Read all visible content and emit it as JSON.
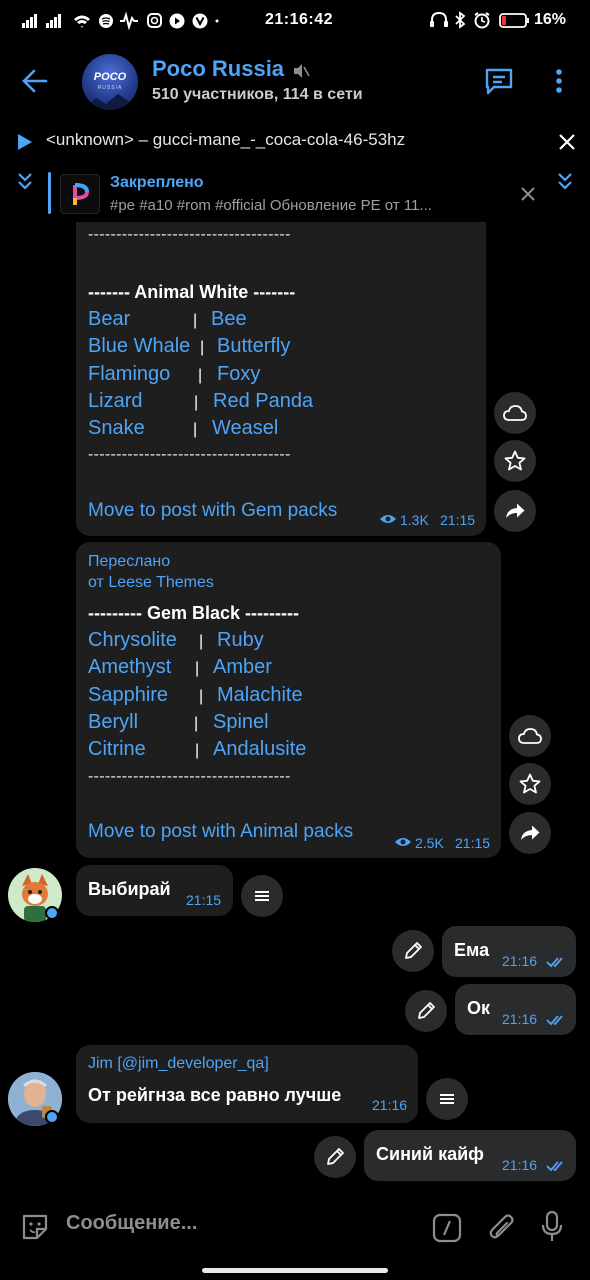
{
  "status_bar": {
    "time": "21:16:42",
    "battery": "16%",
    "icons": [
      "signal-icon",
      "signal-icon",
      "wifi-icon",
      "spotify-icon",
      "audio-icon",
      "instagram-icon",
      "play-icon",
      "v-icon",
      "headphones-icon",
      "bluetooth-icon",
      "alarm-icon",
      "battery-icon"
    ]
  },
  "header": {
    "title": "Poco Russia",
    "subtitle": "510 участников, 114 в сети",
    "avatar_text": "POCO",
    "avatar_subtext": "RUSSIA"
  },
  "audio_player": {
    "track": "<unknown> – gucci-mane_-_coca-cola-46-53hz"
  },
  "pinned": {
    "title": "Закреплено",
    "text": "#pe #a10 #rom #official  Обновление PE от 11..."
  },
  "message1": {
    "dashes": "------------------------------------",
    "section": "------- Animal White -------",
    "rows": [
      {
        "left": "Bear",
        "right": "Bee"
      },
      {
        "left": "Blue Whale",
        "right": "Butterfly"
      },
      {
        "left": "Flamingo",
        "right": "Foxy"
      },
      {
        "left": "Lizard",
        "right": "Red Panda"
      },
      {
        "left": "Snake",
        "right": "Weasel"
      }
    ],
    "separator": "|",
    "link": "Move to post with Gem packs",
    "views": "1.3K",
    "time": "21:15"
  },
  "message2": {
    "forwarded": "Переслано",
    "forwarded_from": "от Leese Themes",
    "section": "--------- Gem Black ---------",
    "dashes": "------------------------------------",
    "rows": [
      {
        "left": "Chrysolite",
        "right": "Ruby"
      },
      {
        "left": "Amethyst",
        "right": "Amber"
      },
      {
        "left": "Sapphire",
        "right": "Malachite"
      },
      {
        "left": "Beryll",
        "right": "Spinel"
      },
      {
        "left": "Citrine",
        "right": "Andalusite"
      }
    ],
    "separator": "|",
    "link": "Move to post with Animal packs",
    "views": "2.5K",
    "time": "21:15"
  },
  "message3": {
    "text": "Выбирай",
    "time": "21:15"
  },
  "message4": {
    "text": "Ема",
    "time": "21:16"
  },
  "message5": {
    "text": "Ок",
    "time": "21:16"
  },
  "message6": {
    "author": "Jim [@jim_developer_qa]",
    "text": "От рейгнза все равно лучше",
    "time": "21:16"
  },
  "message7": {
    "text": "Синий кайф",
    "time": "21:16"
  },
  "composer": {
    "placeholder": "Сообщение..."
  },
  "colors": {
    "accent": "#4ea4f6",
    "bubble": "#1e1e1f",
    "background": "#000000"
  }
}
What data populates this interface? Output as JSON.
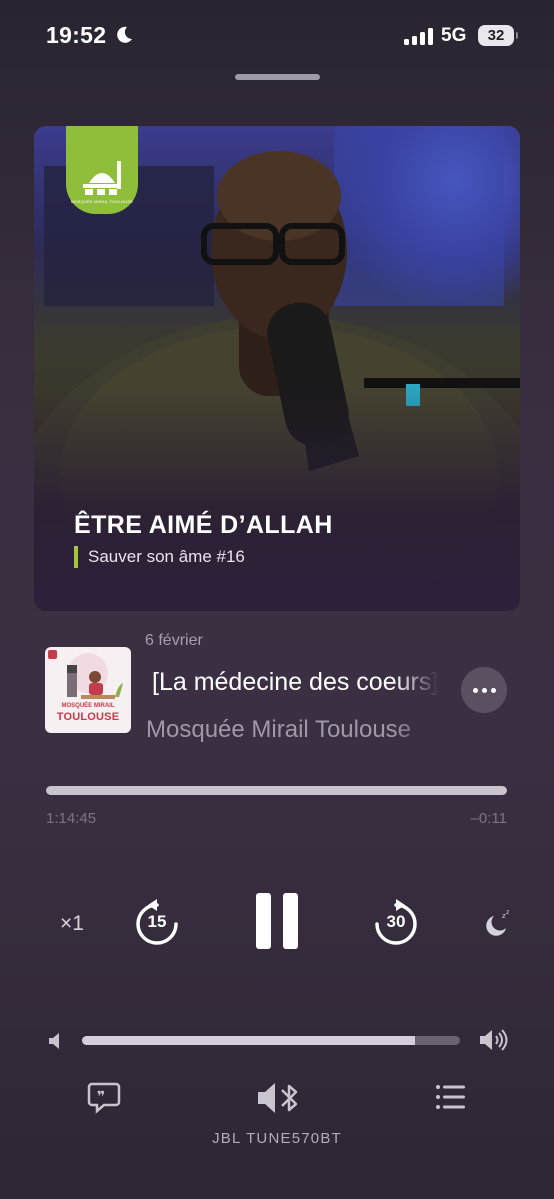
{
  "status_bar": {
    "time": "19:52",
    "network": "5G",
    "battery": "32"
  },
  "artwork": {
    "title": "ÊTRE AIMÉ D’ALLAH",
    "subtitle": "Sauver son âme #16",
    "logo_text": "MOSQUÉE MIRAIL TOULOUSE",
    "accent": "#a6c33c"
  },
  "episode": {
    "date": "6 février",
    "title": "[La médecine des coeurs]",
    "author": "Mosquée Mirail Toulouse",
    "thumb_line1": "MOSQUÉE MIRAIL",
    "thumb_line2": "TOULOUSE"
  },
  "playback": {
    "elapsed": "1:14:45",
    "remaining": "–0:11",
    "progress": 0.9998,
    "speed": "×1",
    "skip_back": "15",
    "skip_forward": "30"
  },
  "volume": {
    "level": 0.88
  },
  "output": {
    "device": "JBL TUNE570BT"
  }
}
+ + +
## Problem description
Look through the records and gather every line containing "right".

## Your solution
        "right": "Bee"
        "right": "Butterfly"
        "right": "Foxy"
        "right": "Red Panda"
        "right": "Weasel"
        "right": "Ruby"
        "right": "Amber"
        "right": "Malachite"
        "right": "Spinel"
        "right": "Andalusite"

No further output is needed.